Survivor Stories 2014:
Diana Raab


1. How did you first find out you had cancer?

Routine annual mammogram at the age of 47.

2. How did you react when you heard the news?

Absolute shock. The news came through a phone call and I was seated in my home study. My physician asked if my husband could get on the other end of the line. I knew this meant bad news. I held his hand tightly while glancing at the photos of our three kids on the wall. They were too young to leave. I was petrified of cancer. There was no cancer in my family. I was the first.

3. What course of treatment were you prescribed?

At the time of my diagnosis I was living in Florida. My obstetrician sent me to an oncologist who suggested that with my type of breast cancer, DCIS, I fly out to see Dr. Mel Silverstein in Los Angeles, who specialized in this type of breast cancer. I took his advice and made an appointment and within two weeks I was in his office. Dr. Silverstein offered me two options. The first choice was a partial mastectomy, but he said with that I would need radiation and chemotherapy. My second choice was a mastectomy that meant that I would not need radiation and chemotherapy.

I opted for the latter. When I told him I chose to have a mastectomy, he advised that I arrange the mastectomy and reconstruction at the same time so that I woke up with a breast. I was happy about this suggestion, although the type of reconstruction I had, a latissmus dorsi flap, which removed part of my back muscle to make a new breast, has left me many years later with muscle issues on my right side. I suppose that’s a small price to play for survival.

4. What most surprised you about your treatment?

The lack of feeling on the mastectomy side. I can no longer be sexually aroused by that nipple.

5. What would your advice be to anyone who’s just received a cancer diagnosis?

Always get three opinions. Remember to take care of your physical and emotional self, such as through exercise, meditation, yoga, listening to meditation music. Also important is to journal your feelings.

6. How long have you been cancer free?

I have been breast cancer free for 13 years, but eight years ago I was diagnosed with multiple myeloma, a form of bone marrow cancer, which the doctors say is unrelated to my previous breast cancer diagnosis.

7. What lessons did you learn from the experience?

That there is something to learn from all life experiences. Having a breast cancer diagnosis offered me the opportunity to feel gratitude for the good times and people in my life. I realized the importance of surrounding myself with positive people, and as much as possible removing toxic individuals from my life. I learned the importance of taking more time for myself through writing, meditation and beach walks. I also realized that the time is “now” to follow your dreams and that life is fragile. At the age of 48, I returned to graduate school and have never been happier.

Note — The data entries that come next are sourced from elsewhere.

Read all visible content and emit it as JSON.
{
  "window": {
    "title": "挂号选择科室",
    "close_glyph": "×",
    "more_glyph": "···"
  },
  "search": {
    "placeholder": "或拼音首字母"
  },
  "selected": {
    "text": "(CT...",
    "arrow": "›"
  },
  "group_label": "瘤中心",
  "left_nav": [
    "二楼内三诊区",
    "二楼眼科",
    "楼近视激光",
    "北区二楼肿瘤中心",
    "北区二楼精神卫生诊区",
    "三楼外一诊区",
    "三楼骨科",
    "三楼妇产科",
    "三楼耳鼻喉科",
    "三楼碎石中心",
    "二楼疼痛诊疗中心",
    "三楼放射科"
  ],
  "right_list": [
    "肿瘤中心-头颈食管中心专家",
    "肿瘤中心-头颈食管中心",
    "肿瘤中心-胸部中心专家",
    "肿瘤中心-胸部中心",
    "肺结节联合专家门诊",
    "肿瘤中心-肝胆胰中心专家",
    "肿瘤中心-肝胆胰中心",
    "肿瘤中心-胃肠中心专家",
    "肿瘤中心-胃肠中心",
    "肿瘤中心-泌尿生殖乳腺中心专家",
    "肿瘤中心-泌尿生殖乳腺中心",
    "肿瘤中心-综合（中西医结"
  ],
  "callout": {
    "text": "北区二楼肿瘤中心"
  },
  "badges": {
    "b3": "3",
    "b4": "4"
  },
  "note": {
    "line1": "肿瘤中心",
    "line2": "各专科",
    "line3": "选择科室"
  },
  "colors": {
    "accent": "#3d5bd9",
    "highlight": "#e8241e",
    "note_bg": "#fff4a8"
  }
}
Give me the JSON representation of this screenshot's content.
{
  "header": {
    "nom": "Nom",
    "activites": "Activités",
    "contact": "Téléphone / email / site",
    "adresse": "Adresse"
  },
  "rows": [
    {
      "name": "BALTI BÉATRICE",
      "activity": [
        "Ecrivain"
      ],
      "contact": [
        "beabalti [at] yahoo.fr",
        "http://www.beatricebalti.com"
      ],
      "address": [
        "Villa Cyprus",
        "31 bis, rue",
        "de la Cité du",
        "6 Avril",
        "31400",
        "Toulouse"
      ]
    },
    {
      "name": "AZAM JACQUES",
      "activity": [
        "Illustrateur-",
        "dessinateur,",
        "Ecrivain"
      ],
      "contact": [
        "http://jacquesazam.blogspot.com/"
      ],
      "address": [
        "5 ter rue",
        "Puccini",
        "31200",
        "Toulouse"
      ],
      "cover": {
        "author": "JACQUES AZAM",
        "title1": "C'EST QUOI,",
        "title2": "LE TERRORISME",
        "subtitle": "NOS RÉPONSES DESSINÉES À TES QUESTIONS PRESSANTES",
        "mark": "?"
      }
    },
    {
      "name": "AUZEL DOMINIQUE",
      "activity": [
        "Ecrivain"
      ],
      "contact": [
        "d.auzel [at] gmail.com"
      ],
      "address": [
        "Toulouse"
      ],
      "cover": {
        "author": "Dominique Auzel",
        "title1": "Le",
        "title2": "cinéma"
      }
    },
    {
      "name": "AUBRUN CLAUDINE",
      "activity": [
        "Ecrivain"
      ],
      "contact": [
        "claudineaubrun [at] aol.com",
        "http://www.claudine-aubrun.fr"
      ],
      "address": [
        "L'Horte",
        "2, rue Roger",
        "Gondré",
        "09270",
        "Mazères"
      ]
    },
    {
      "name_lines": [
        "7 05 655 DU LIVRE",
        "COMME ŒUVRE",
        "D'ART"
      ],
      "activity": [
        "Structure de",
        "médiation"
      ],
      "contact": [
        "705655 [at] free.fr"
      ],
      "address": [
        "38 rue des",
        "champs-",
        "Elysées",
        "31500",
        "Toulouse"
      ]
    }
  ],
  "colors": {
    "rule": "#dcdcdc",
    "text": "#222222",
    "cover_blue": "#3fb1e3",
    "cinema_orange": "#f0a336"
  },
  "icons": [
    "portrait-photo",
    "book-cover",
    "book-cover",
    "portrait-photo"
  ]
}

8. If you could send one message to all the Good Enough Mothers out there – what would it be?

If this experience does not rivet you, nothing will. A gratifying and rewarding life involves embracing, rather than running from all the adversities and turbulences that we are faced with.


Diana Raab, Ph.D. is a memoirist, transpersonal psychologist, speaker and educator. She’s the author of 8 books including, Healing With Words: A Writer’s Cancer Journey. She inspires others to write for healing, transformation and empowerment. Her website is http://dianaraab.com.